"We're about done with the document and I'll be marketing it officially very shortly, like within a week," he said.
That's not to say he is brimming with confidence - not yet.
"It's dangerous to be short still, but we might be building toward a moment - whether it's two weeks from now or 10 months from now I don't know, where the market becomes quite vulnerable," said Fleckenstein.
Don Steinbrugge, chairman of Agecroft Partners, a global consulting and third party marketing firm for hedge funds, said "long/short" equity - a strategy betting both on and against stocks - will see the most demand among all hedge fund strategies this year.
Long/short equity represented more than 40 percent of the hedge fund industry assets before 2008. The sector then experienced large outflows to other hedge fund strategies including commodity trading advisers (CTAs) and various fixed income-oriented strategies.
Its market share of industry assets bottomed out at approximately 25 percent in the beginning of 2013.
"Last year saw this trend reverse, and we expect very high demand for long/short equity in 2014," Steinbrugge said.
In fact, 2013 saw record inflows to long/short funds of more than $20.5 billion, up from $5.7 billion in 2012, according to data compiled by Morningstar.
Neuberger Berman Group LLC is taking advantage of the environment. The New York-based investment firm recently launched its second mutual fund that employs external hedge fund managers to manage its assets. The Neuberger Berman Long Short Multi-Manager Fund will employ the "long/short" strategy.
Long/short funds are slowly shifting toward the short side, though for now they're still aligned bullishly.
Their long/short ratio sits at 55 percent, according to Credit Suisse, down modestly from the beginning of the year.
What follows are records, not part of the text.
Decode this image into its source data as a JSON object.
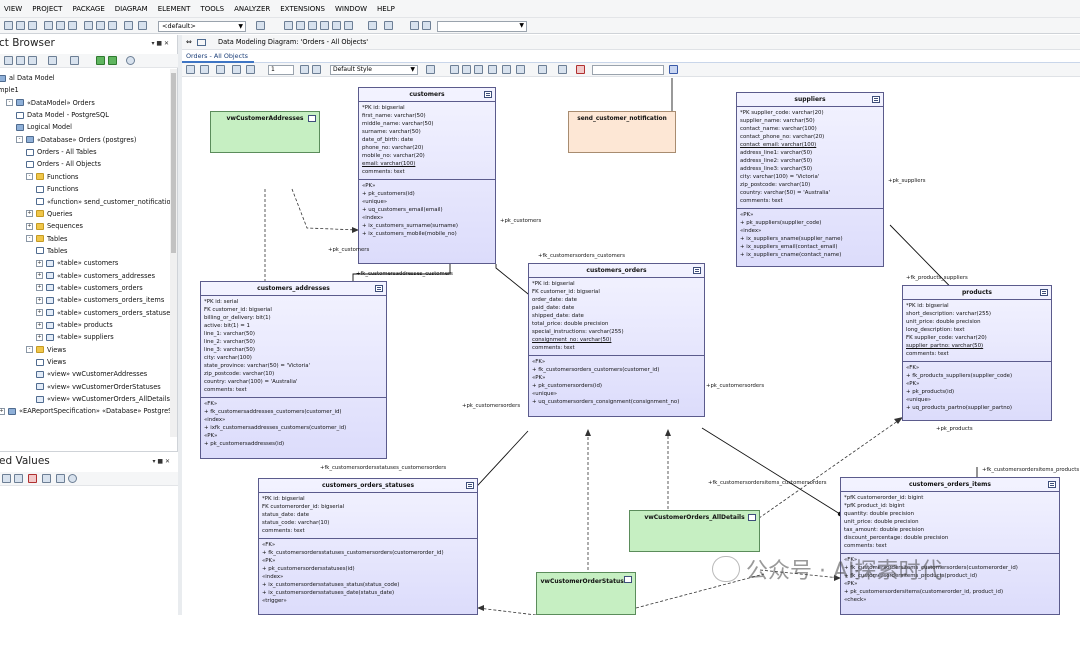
{
  "menu": [
    "VIEW",
    "PROJECT",
    "PACKAGE",
    "DIAGRAM",
    "ELEMENT",
    "TOOLS",
    "ANALYZER",
    "EXTENSIONS",
    "WINDOW",
    "HELP"
  ],
  "toolbar": {
    "default_combo": "<default>"
  },
  "browser": {
    "title": "ct Browser",
    "panel_buttons": "▾ ■ ✕",
    "items": [
      {
        "label": "al Data Model",
        "indent": 0,
        "icon": "pkg"
      },
      {
        "label": "mple1",
        "indent": 0,
        "icon": ""
      },
      {
        "label": "«DataModel» Orders",
        "indent": 1,
        "icon": "pkg",
        "exp": "-"
      },
      {
        "label": "Data Model - PostgreSQL",
        "indent": 2,
        "icon": "diag"
      },
      {
        "label": "Logical Model",
        "indent": 2,
        "icon": "pkg"
      },
      {
        "label": "«Database» Orders (postgres)",
        "indent": 2,
        "icon": "pkg",
        "exp": "-"
      },
      {
        "label": "Orders - All Tables",
        "indent": 3,
        "icon": "diag"
      },
      {
        "label": "Orders - All Objects",
        "indent": 3,
        "icon": "diag"
      },
      {
        "label": "Functions",
        "indent": 3,
        "icon": "folder",
        "exp": "-"
      },
      {
        "label": "Functions",
        "indent": 4,
        "icon": "diag"
      },
      {
        "label": "«function» send_customer_notificatio",
        "indent": 4,
        "icon": "diag"
      },
      {
        "label": "Queries",
        "indent": 3,
        "icon": "folder",
        "exp": "+"
      },
      {
        "label": "Sequences",
        "indent": 3,
        "icon": "folder",
        "exp": "+"
      },
      {
        "label": "Tables",
        "indent": 3,
        "icon": "folder",
        "exp": "-"
      },
      {
        "label": "Tables",
        "indent": 4,
        "icon": "diag"
      },
      {
        "label": "«table» customers",
        "indent": 4,
        "icon": "table",
        "exp": "+"
      },
      {
        "label": "«table» customers_addresses",
        "indent": 4,
        "icon": "table",
        "exp": "+"
      },
      {
        "label": "«table» customers_orders",
        "indent": 4,
        "icon": "table",
        "exp": "+"
      },
      {
        "label": "«table» customers_orders_items",
        "indent": 4,
        "icon": "table",
        "exp": "+"
      },
      {
        "label": "«table» customers_orders_statuses",
        "indent": 4,
        "icon": "table",
        "exp": "+"
      },
      {
        "label": "«table» products",
        "indent": 4,
        "icon": "table",
        "exp": "+"
      },
      {
        "label": "«table» suppliers",
        "indent": 4,
        "icon": "table",
        "exp": "+"
      },
      {
        "label": "Views",
        "indent": 3,
        "icon": "folder",
        "exp": "-"
      },
      {
        "label": "Views",
        "indent": 4,
        "icon": "diag"
      },
      {
        "label": "«view» vwCustomerAddresses",
        "indent": 4,
        "icon": "view"
      },
      {
        "label": "«view» vwCustomerOrderStatuses",
        "indent": 4,
        "icon": "view"
      },
      {
        "label": "«view» vwCustomerOrders_AllDetails",
        "indent": 4,
        "icon": "view"
      },
      {
        "label": "«EAReportSpecification» «Database» PostgreS",
        "indent": 0,
        "icon": "pkg",
        "exp": "+"
      }
    ]
  },
  "tagged": {
    "title": "ed Values",
    "panel_buttons": "▾ ■ ✕"
  },
  "doc_tab": {
    "label": "Data Modeling Diagram: 'Orders - All Objects'"
  },
  "diagram_tab": {
    "label": "Orders - All Objects"
  },
  "diagram_toolbar": {
    "zoom": "1",
    "style": "Default Style"
  },
  "entities": {
    "customers": {
      "title": "customers",
      "cols": [
        "*PK  id: bigserial",
        "        first_name: varchar(50)",
        "        middle_name: varchar(50)",
        "        surname: varchar(50)",
        "        date_of_birth: date",
        "        phone_no: varchar(20)",
        "        mobile_no: varchar(20)",
        "        email: varchar(100)",
        "        comments: text"
      ],
      "ops": [
        "«PK»",
        "+    pk_customers(id)",
        "«unique»",
        "+    uq_customers_email(email)",
        "«index»",
        "+    ix_customers_surname(surname)",
        "+    ix_customers_mobile(mobile_no)"
      ]
    },
    "suppliers": {
      "title": "suppliers",
      "cols": [
        "*PK  supplier_code: varchar(20)",
        "        supplier_name: varchar(50)",
        "        contact_name: varchar(100)",
        "        contact_phone_no: varchar(20)",
        "        contact_email: varchar(100)",
        "        address_line1: varchar(50)",
        "        address_line2: varchar(50)",
        "        address_line3: varchar(50)",
        "        city: varchar(100) = 'Victoria'",
        "        zip_postcode: varchar(10)",
        "        country: varchar(50) = 'Australia'",
        "        comments: text"
      ],
      "ops": [
        "«PK»",
        "+    pk_suppliers(supplier_code)",
        "«index»",
        "+    ix_suppliers_sname(supplier_name)",
        "+    ix_suppliers_email(contact_email)",
        "+    ix_suppliers_cname(contact_name)"
      ]
    },
    "customers_addresses": {
      "title": "customers_addresses",
      "cols": [
        "*PK  id: serial",
        "  FK   customer_id: bigserial",
        "        billing_or_delivery: bit(1)",
        "        active: bit(1) = 1",
        "        line_1: varchar(50)",
        "        line_2: varchar(50)",
        "        line_3: varchar(50)",
        "        city: varchar(100)",
        "        state_province: varchar(50) = 'Victoria'",
        "        zip_postcode: varchar(10)",
        "        country: varchar(100) = 'Australia'",
        "        comments: text"
      ],
      "ops": [
        "«FK»",
        "+    fk_customersaddresses_customers(customer_id)",
        "«index»",
        "+    ixfk_customersaddresses_customers(customer_id)",
        "«PK»",
        "+    pk_customersaddresses(id)"
      ]
    },
    "customers_orders": {
      "title": "customers_orders",
      "cols": [
        "*PK  id: bigserial",
        "  FK   customer_id: bigserial",
        "        order_date: date",
        "        paid_date: date",
        "        shipped_date: date",
        "        total_price: double precision",
        "        special_instructions: varchar(255)",
        "        consignment_no: varchar(50)",
        "        comments: text"
      ],
      "ops": [
        "«FK»",
        "+    fk_customersorders_customers(customer_id)",
        "«PK»",
        "+    pk_customersorders(id)",
        "«unique»",
        "+    uq_customersorders_consignment(consignment_no)"
      ]
    },
    "products": {
      "title": "products",
      "cols": [
        "*PK  id: bigserial",
        "        short_description: varchar(255)",
        "        unit_price: double precision",
        "        long_description: text",
        "  FK   supplier_code: varchar(20)",
        "        supplier_partno: varchar(50)",
        "        comments: text"
      ],
      "ops": [
        "«FK»",
        "+    fk_products_suppliers(supplier_code)",
        "«PK»",
        "+    pk_products(id)",
        "«unique»",
        "+    uq_products_partno(supplier_partno)"
      ]
    },
    "customers_orders_statuses": {
      "title": "customers_orders_statuses",
      "cols": [
        "*PK  id: bigserial",
        "  FK   customerorder_id: bigserial",
        "        status_date: date",
        "        status_code: varchar(10)",
        "        comments: text"
      ],
      "ops": [
        "«FK»",
        "+    fk_customersordersstatuses_customersorders(customerorder_id)",
        "«PK»",
        "+    pk_customersordersstatuses(id)",
        "«index»",
        "+    ix_customersordersstatuses_status(status_code)",
        "+    ix_customersordersstatuses_date(status_date)",
        "«trigger»"
      ]
    },
    "customers_orders_items": {
      "title": "customers_orders_items",
      "cols": [
        "*pfK customerorder_id: bigint",
        "*pfK product_id: bigint",
        "        quantity: double precision",
        "        unit_price: double precision",
        "        tax_amount: double precision",
        "        discount_percentage: double precision",
        "        comments: text"
      ],
      "ops": [
        "«FK»",
        "+    fk_customersordersitems_customersorders(customerorder_id)",
        "+    fk_customersordersitems_products(product_id)",
        "«PK»",
        "+    pk_customersordersitems(customerorder_id, product_id)",
        "«check»"
      ]
    }
  },
  "views": {
    "vwCustomerAddresses": "vwCustomerAddresses",
    "vwCustomerOrders_AllDetails": "vwCustomerOrders_AllDetails",
    "vwCustomerOrderStatuses": "vwCustomerOrderStatuses"
  },
  "function_box": "send_customer_notification",
  "labels": {
    "pk_customers_a": "+pk_customers",
    "pk_customers_b": "+pk_customers",
    "fk_ca": "+fk_customersaddresses_customers",
    "fk_co": "+fk_customersorders_customers",
    "pk_suppliers": "+pk_suppliers",
    "fk_ps": "+fk_products_suppliers",
    "pk_co_a": "+pk_customersorders",
    "pk_co_b": "+pk_customersorders",
    "pk_products": "+pk_products",
    "fk_cos": "+fk_customersordersstatuses_customersorders",
    "fk_coi_co": "+fk_customersordersitems_customersorders",
    "fk_coi_p": "+fk_customersordersitems_products"
  },
  "watermark": "公众号 · AI探索时代"
}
They had built short positions late in 2013 and the ratio did fall to about 47 to 48 percent in mid-November, until the year-end rally caused hedge funds to cover those positions.
UNDER THE MICROSCOPE
In the last week, S&P 500 companies that have seen the biggest increase in shares borrowed for short bets according to Markit include Borgwarner
Internet retailers TripAdvisor Inc
"There's growing interest on (shorting) a number of stocks, concentrated in areas that did well last year," said Brian Jacobsen, chief portfolio strategist at Wells Fargo Funds Management in Menomonee Falls, Wisconsin.
In 2013, just one of Astec Analytics' 10 most shorted stocks of the year made it to Markit's list of top 20 performing North American shorts - department store group J.C. Penney
Still, going short Penney, whose sales collapsed after bad missteps by management, was enough for some.
Suvretta Capital Management, founded by a former portfolio manager for top investors George Soros and Steven A. Cohen, told clients this week its bet against Penney shares helped contribute to solid returns for its long/short strategy in the last two years.
"On the short side, we have now generated profits three times (generating a total return of approximately 130 percent) in the past two years with our J.C. Penney positions," Suvretta Chief Investment Officer Aaron Cowen said in a client letter obtained by Reuters.
"Biotech is in full bubble mode, meaning companies that have no prospects of a drug continue to grind higher," said John Hempton, chief investment officer and founder of Bronte Capital, a Sydney, Australia-based asset management firm that often takes short positions.
Short sellers say they believe bulls may be getting too confident. The S&P 500's forward price-to-earnings ratio is at its highest since mid-2007.
Goldman Sachs, in a recent note, expressed concern that investors expect P/E multiples to continue to expand to a level that would match the 1997-2000 technology bubble.
"Short selling over the last two years has been a hedge against profits," said Douglas Kass of hedge fund Seabreeze Partners Management Inc. But he said recent disappointments from companies as varied as Ford, Intel, and Elizabeth Arden are signs that the "tide might be turning."
(Reporting by Rodrigo Campos and Sam Forgione; Editing by David Gaffen, Jennifer Ablan, Martin Howell and Sophie Hares)